clothing, and other items at the scene were non-inculpatory.
On direct appeal and state collateral review, plaintiff
argued that he was denied a speedy trial and that counsel
failed to raise speedy trial issues. His arguments were
unsuccessful. Plaintiffs section 2254 federal habeas
proceeding challenging the convictions is pending in this
Court. See Mount v, Davis, C.A. No.
H-16-3582 (S.D. Tex.). A review of that case shows that
plaintiffs motions seeking the same or similar relief as
requested here remain pending.
on-line records for the Harris County District Clerk's
Office show that, on May 23, 2016, plaintiff filed a pro
se motion with the state trial court seeking
postconviction DNA testing as to his aggravated sexual
assault conviction. See Tex. Code Crim. Proc. Art.
64.01, et seq. He subsequently filed a motion for
appointment of counsel. The motions remain pending with the
state trial court in State v. Mount, Cause No.
14491950 in the 248th District Court of Harris County, Texas.
claims in the instant section 1983 lawsuit that the
defendants denied him due process by disallowing access to
DNA and other physical evidence, a police car dash-cam
videotape, the "recorded evidence" of the
complainant and two other testifying witnesses, his own
recorded statements, his trial counsels' "work
product folders, " all documents and materials possessed
by appellate counsel, and "lab directed discovery"

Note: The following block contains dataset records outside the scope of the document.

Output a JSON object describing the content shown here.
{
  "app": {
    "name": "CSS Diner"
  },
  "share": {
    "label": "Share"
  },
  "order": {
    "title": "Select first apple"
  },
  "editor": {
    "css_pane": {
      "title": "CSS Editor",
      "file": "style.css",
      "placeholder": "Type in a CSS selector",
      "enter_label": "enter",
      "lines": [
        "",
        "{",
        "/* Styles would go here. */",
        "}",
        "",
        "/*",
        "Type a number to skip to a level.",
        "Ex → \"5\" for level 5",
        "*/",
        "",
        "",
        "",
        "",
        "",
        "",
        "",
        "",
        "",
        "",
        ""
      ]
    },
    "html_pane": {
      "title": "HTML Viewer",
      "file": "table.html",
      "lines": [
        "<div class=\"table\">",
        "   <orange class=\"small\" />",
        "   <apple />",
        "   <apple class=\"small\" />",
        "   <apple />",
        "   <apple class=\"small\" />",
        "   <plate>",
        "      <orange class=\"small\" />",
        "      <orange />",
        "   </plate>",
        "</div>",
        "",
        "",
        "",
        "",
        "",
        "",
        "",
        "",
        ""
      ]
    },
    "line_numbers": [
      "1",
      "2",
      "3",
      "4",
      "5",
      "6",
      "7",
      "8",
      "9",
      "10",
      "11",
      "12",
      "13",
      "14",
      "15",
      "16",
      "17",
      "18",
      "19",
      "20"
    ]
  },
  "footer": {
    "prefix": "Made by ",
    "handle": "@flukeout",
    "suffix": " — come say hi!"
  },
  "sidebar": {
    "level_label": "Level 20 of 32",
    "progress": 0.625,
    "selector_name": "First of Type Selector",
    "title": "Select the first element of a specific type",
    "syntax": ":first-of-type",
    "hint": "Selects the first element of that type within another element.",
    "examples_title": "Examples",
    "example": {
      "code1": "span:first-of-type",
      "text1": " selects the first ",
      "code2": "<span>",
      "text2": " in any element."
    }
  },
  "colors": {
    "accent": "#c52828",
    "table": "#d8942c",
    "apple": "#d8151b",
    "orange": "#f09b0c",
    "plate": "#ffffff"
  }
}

from forensic experts. He requests that this Court order the
defendants to produce and tender these items. He further
requests that the Court order the Texas Court of Criminal
Appeals to "honor the DNA motion [he] sent them, "
and that Alan Curry be ordered "to give a reason why he
got fired from the Harris County District Attorney's
Office." It is plaintiff's position that the
requested evidence, information, and items would prove his
stand-alone request for the Court to compel the
above-specified actions is in the nature of mandamus.
"The common-law writ of mandamus, as codified in 28
U.S.C. § 1361, is intended to provide a remedy for a
plaintiff only if he has exhausted all other avenues of
relief and only if the defendant owes him a clear
nondiscretionary duty." Heckler v. Ringer, 466
U.S. 602, 616 (1984). Section 1361 provides that "[t]he
district courts shall have original jurisdiction of any
action in the nature of mandamus to compel an officer or
employee of the United States or any agency thereof to
perform a duty owed to the plaintiff." Federal courts
lack "the general power to issue writs of mandamus to
direct state courts and their judicial officers in the
performance of their duties where mandamus is the only relief
sought." Moye v. Clerk, Dekalb County Sup. Ct.,
474 F.2d 1275, 1275-76 (5th Cir. 1973).
defendants named in this lawsuit are not officers or
employees of the United States or any federal agency.
Consequently, this Court is without power to order the
defendants to turn over the requested evidence and items, and
plaintiffs request for mandamus relief must be dismissed as
frivolous. See Santee v. Quinlan, 115 F.3d 355, 357
(5th Cir. 1997) (affirming dismissal of petition for writ of
mandamus as frivolous because federal courts lack power to
mandamus state courts in the performance of their duties).
plaintiff's lawsuit fails to raise a viable claim for
which relief can be granted under section 1983. To merit
section 1983 relief, a plaintiff must show that there was a
violation of a right secured by the Constitution or laws of
the United States and that the deprivation was committed by a
person acting under the color of state law. Resident
Council of Allen Parkway Vill. v. HUD, 980 F.2d 1043,
1050 (5th Cir. 1993).
shows no violation of a federal law or right, as he enjoys no
free-standing federal constitutional right of post-conviction
access to the requested evidence, information, and items.
See District Attorney's Office for the Third Judicial
Dist. v. Osborne,557 U.S. 52, 67- 73 (2009). Nor does
the Constitution require that plaintiffs attorneys turn over
their work product files to him or that Galveston County
District Attorney Alan Curry provide plaintiff information
regarding his prior employment. Morever, plaintiff does not
claim that his attorneys were unable to access or otherwise
obtain the evidence, information, and items for their use at
trial and/or on appeal, and no constitutional denial of due
process has been raised. ...